Our digital presses are not unlike what you have at home with the exception of their sophistication and capabilities. Both home printers and professional digital printers print directly from the file, and when the print comes out, it’s ready to go into bindery.
The cost formula for digital pricing:
Setup + Clicks (Print Cost) + Paper Cost + Bindery + Delivery.
For digital jobs, the cost formula is simple to calculate across the board. Any printing impression on a page “click” costs the same to the printer; so in turn, it costs the same to the customer. That’s regardless if it’s full coverage or just a spec of color in the middle of the page.
However, offset printing is a different story.
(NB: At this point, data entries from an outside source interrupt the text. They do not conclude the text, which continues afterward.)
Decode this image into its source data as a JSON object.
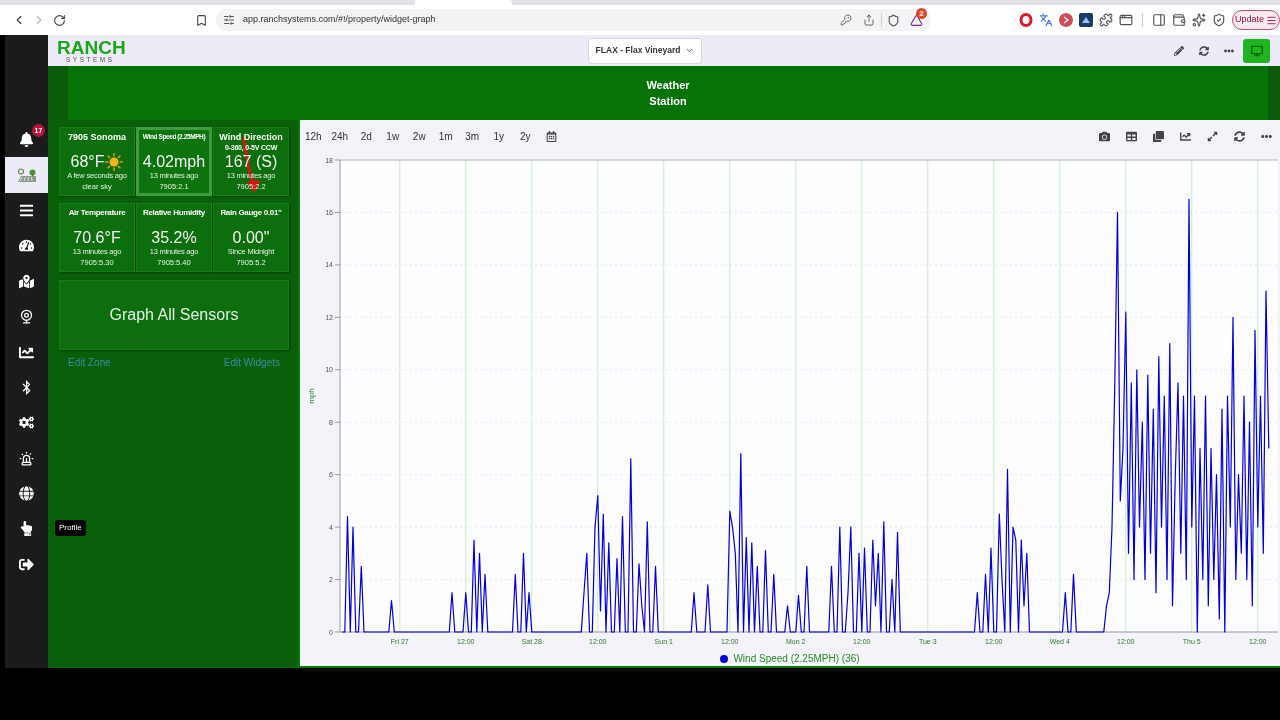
{
  "browser": {
    "forward_disabled": true,
    "url": "app.ranchsystems.com/#!/property/widget-graph",
    "rewards_badge": "2",
    "update_button": "Update"
  },
  "header": {
    "logo": "RANCH",
    "logo_tagline": "SYSTEMS",
    "property_selector": "FLAX - Flax Vineyard"
  },
  "banner": {
    "title": "Weather Station"
  },
  "sidebar": {
    "items": [
      {
        "selected": false,
        "badge": "17"
      },
      {
        "selected": true
      },
      {
        "selected": false
      },
      {
        "selected": false
      },
      {
        "selected": false
      },
      {
        "selected": false
      },
      {
        "selected": false
      },
      {
        "selected": false
      },
      {
        "selected": false
      },
      {
        "selected": false
      },
      {
        "selected": false
      },
      {
        "selected": false,
        "tooltip": "Profile"
      },
      {
        "selected": false
      }
    ]
  },
  "widgets": [
    {
      "kind": "weather",
      "title": "7905 Sonoma",
      "value": "68°F",
      "time": "A few seconds ago",
      "detail": "clear sky",
      "selected": false
    },
    {
      "kind": "compact",
      "title": "Wind Speed (2.25MPH)",
      "value": "4.02mph",
      "time": "13 minutes ago",
      "detail": "7905:2.1",
      "selected": true
    },
    {
      "kind": "direction",
      "title": "Wind Direction",
      "subtitle": "0-360, 0-5V CCW",
      "value": "167 (S)",
      "time": "13 minutes ago",
      "detail": "7905:2.2",
      "selected": false
    },
    {
      "kind": "sensor",
      "title": "Air Temperature",
      "value": "70.6°F",
      "time": "13 minutes ago",
      "detail": "7905:5.30",
      "selected": false
    },
    {
      "kind": "sensor",
      "title": "Relative Humidity",
      "value": "35.2%",
      "time": "13 minutes ago",
      "detail": "7905:5.40",
      "selected": false
    },
    {
      "kind": "sensor",
      "title": "Rain Gauge 0.01\"",
      "value": "0.00\"",
      "time": "Since Midnight",
      "detail": "7905:5.2",
      "selected": false
    }
  ],
  "graph_all_button": "Graph All Sensors",
  "links": {
    "edit_zone": "Edit Zone",
    "edit_widgets": "Edit Widgets"
  },
  "chart_panel": {
    "ranges": [
      "12h",
      "24h",
      "2d",
      "1w",
      "2w",
      "1m",
      "3m",
      "1y",
      "2y"
    ],
    "chart_data": {
      "type": "line",
      "grid": true,
      "ylabel": "mph",
      "ylim": [
        0,
        18
      ],
      "yticks": [
        0,
        2,
        4,
        6,
        8,
        10,
        12,
        14,
        16,
        18
      ],
      "categories": [
        null,
        null,
        null,
        null,
        null,
        null,
        null,
        null,
        null,
        null,
        null,
        null,
        null,
        null,
        null,
        null,
        null,
        null,
        null,
        null,
        null,
        "Fri 27",
        null,
        null,
        null,
        null,
        null,
        null,
        null,
        null,
        null,
        null,
        null,
        null,
        null,
        null,
        null,
        null,
        null,
        null,
        null,
        null,
        null,
        null,
        null,
        "12:00",
        null,
        null,
        null,
        null,
        null,
        null,
        null,
        null,
        null,
        null,
        null,
        null,
        null,
        null,
        null,
        null,
        null,
        null,
        null,
        null,
        null,
        null,
        null,
        "Sat 28",
        null,
        null,
        null,
        null,
        null,
        null,
        null,
        null,
        null,
        null,
        null,
        null,
        null,
        null,
        null,
        null,
        null,
        null,
        null,
        null,
        null,
        null,
        null,
        "12:00",
        null,
        null,
        null,
        null,
        null,
        null,
        null,
        null,
        null,
        null,
        null,
        null,
        null,
        null,
        null,
        null,
        null,
        null,
        null,
        null,
        null,
        null,
        null,
        "Sun 1",
        null,
        null,
        null,
        null,
        null,
        null,
        null,
        null,
        null,
        null,
        null,
        null,
        null,
        null,
        null,
        null,
        null,
        null,
        null,
        null,
        null,
        null,
        null,
        "12:00",
        null,
        null,
        null,
        null,
        null,
        null,
        null,
        null,
        null,
        null,
        null,
        null,
        null,
        null,
        null,
        null,
        null,
        null,
        null,
        null,
        null,
        null,
        null,
        "Mon 2",
        null,
        null,
        null,
        null,
        null,
        null,
        null,
        null,
        null,
        null,
        null,
        null,
        null,
        null,
        null,
        null,
        null,
        null,
        null,
        null,
        null,
        null,
        null,
        "12:00",
        null,
        null,
        null,
        null,
        null,
        null,
        null,
        null,
        null,
        null,
        null,
        null,
        null,
        null,
        null,
        null,
        null,
        null,
        null,
        null,
        null,
        null,
        null,
        "Tue 3",
        null,
        null,
        null,
        null,
        null,
        null,
        null,
        null,
        null,
        null,
        null,
        null,
        null,
        null,
        null,
        null,
        null,
        null,
        null,
        null,
        null,
        null,
        null,
        "12:00",
        null,
        null,
        null,
        null,
        null,
        null,
        null,
        null,
        null,
        null,
        null,
        null,
        null,
        null,
        null,
        null,
        null,
        null,
        null,
        null,
        null,
        null,
        null,
        "Wed 4",
        null,
        null,
        null,
        null,
        null,
        null,
        null,
        null,
        null,
        null,
        null,
        null,
        null,
        null,
        null,
        null,
        null,
        null,
        null,
        null,
        null,
        null,
        null,
        "12:00",
        null,
        null,
        null,
        null,
        null,
        null,
        null,
        null,
        null,
        null,
        null,
        null,
        null,
        null,
        null,
        null,
        null,
        null,
        null,
        null,
        null,
        null,
        null,
        "Thu 5",
        null,
        null,
        null,
        null,
        null,
        null,
        null,
        null,
        null,
        null,
        null,
        null,
        null,
        null,
        null,
        null,
        null,
        null,
        null,
        null,
        null,
        null,
        null,
        "12:00",
        null,
        null,
        null,
        null,
        null,
        null,
        null
      ],
      "series": [
        {
          "name": "Wind Speed (2.25MPH) (36)",
          "color": "#0000dd",
          "values": [
            0,
            0,
            4.4,
            0,
            4.0,
            0,
            0,
            2.5,
            0,
            0,
            0,
            0,
            0,
            0,
            0,
            0,
            0,
            0,
            1.2,
            0,
            0,
            0,
            0,
            0,
            0,
            0,
            0,
            0,
            0,
            0,
            0,
            0,
            0,
            0,
            0,
            0,
            0,
            0,
            0,
            0,
            1.5,
            0,
            0,
            0,
            0,
            1.5,
            0,
            0,
            3.5,
            0,
            3.0,
            0,
            2.2,
            0,
            0,
            0,
            0,
            0,
            0,
            0,
            0,
            0,
            0,
            2.2,
            0,
            0,
            3.0,
            0,
            1.5,
            0,
            0,
            0,
            0,
            0,
            0,
            0,
            0,
            0,
            0,
            0,
            0,
            0,
            0,
            0,
            0,
            0,
            0,
            0,
            1.5,
            3.0,
            0,
            0,
            4.0,
            5.2,
            0.8,
            4.5,
            0,
            3.4,
            0,
            0,
            2.8,
            0,
            4.4,
            0,
            0,
            6.6,
            0,
            0,
            2.6,
            1,
            0,
            4.2,
            0,
            0,
            2.5,
            0,
            0,
            0,
            0,
            0,
            0,
            0,
            0,
            0,
            0,
            0,
            0,
            0,
            1.5,
            0,
            0,
            0,
            0,
            1.8,
            0,
            0,
            0,
            0,
            0,
            0,
            0,
            4.6,
            4.0,
            3.0,
            0,
            6.8,
            0,
            3.6,
            0,
            3.4,
            0,
            2.5,
            0,
            0,
            3.1,
            0,
            0,
            2.2,
            0,
            0,
            0,
            0,
            1.0,
            0,
            0,
            0,
            1.4,
            0,
            0,
            2.5,
            0,
            0,
            0,
            0,
            0,
            0,
            0,
            0,
            2.5,
            0,
            0,
            4.0,
            0,
            0,
            1.5,
            4.0,
            0,
            0,
            3.0,
            0,
            3.2,
            0,
            0,
            3.5,
            1.0,
            3.0,
            0,
            4.2,
            0,
            0,
            2.0,
            0,
            3.8,
            0,
            0,
            0,
            0,
            0,
            0,
            0,
            0,
            0,
            0,
            0,
            0,
            0,
            0,
            0,
            0,
            0,
            0,
            0,
            0,
            0,
            0,
            0,
            0,
            0,
            0,
            0,
            0,
            1.5,
            0,
            0,
            2.2,
            0,
            3.2,
            0,
            0,
            4.5,
            2.0,
            0,
            6.2,
            0,
            4.0,
            3.5,
            0,
            3.5,
            1.0,
            3.0,
            0,
            0,
            0,
            0,
            0,
            0,
            0,
            0,
            0,
            0,
            0,
            0,
            0,
            1.5,
            0,
            0,
            2.2,
            0,
            0,
            0,
            0,
            0,
            0,
            0,
            0,
            0,
            0,
            0,
            1.0,
            1.5,
            4,
            9.5,
            16.0,
            5,
            7,
            12.2,
            3,
            9.5,
            2,
            10,
            4,
            8,
            2,
            9.8,
            3,
            8.5,
            1.5,
            10.5,
            4,
            9,
            2,
            11,
            1,
            6,
            9.5,
            3,
            9,
            2,
            16.5,
            4,
            9,
            0,
            7,
            2,
            9,
            1,
            7,
            2,
            6,
            0.5,
            8.5,
            0,
            9,
            4,
            12,
            2,
            6,
            3,
            9,
            2,
            8,
            1,
            11.5,
            4,
            9,
            3,
            13,
            7,
            null,
            null,
            null
          ]
        }
      ]
    }
  }
}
With offset or traditional printing, you have to include the cost elements, which is a bit more complicated.
Offset machines use plates for printing which has not changed much since William Caxton’s inventing the printing press in 1476. Without getting too far into it, and staying within the guidelines of this blog post on pricing, know that plates, no matter if they’re synthetic or metal, add to cost for both the printer and the customer.
There is a hard flat cost on the plates, and more colors mean more plates. For example, when you do a 4-color printing job, you have 4 plates. So, you have a flat cost before you print even one sheet of paper. This simple change in the cost formula can make offset printing more expensive than digital printing.
The cost formula for offset pricing:
Setup + Plates + Print Cost (ink & labor) + Paper Cost + Bindery + Delivery.
So now that you have a basic idea of cost formula, you’re wondering, why does this matter? When is it more cost effective for offset as opposed to digital? The answer is it depends, but here are some guidelines.
The general break-even point is about 2,500 sheets for offset to become the more cost effective of the two. This can vary by project though, for example a booklet where you have to use more than 4 plates may become costly. Because there are so many variances to the process, it is best to contact a professional printing company, like CTR Services, to determine which is best for your printing needs.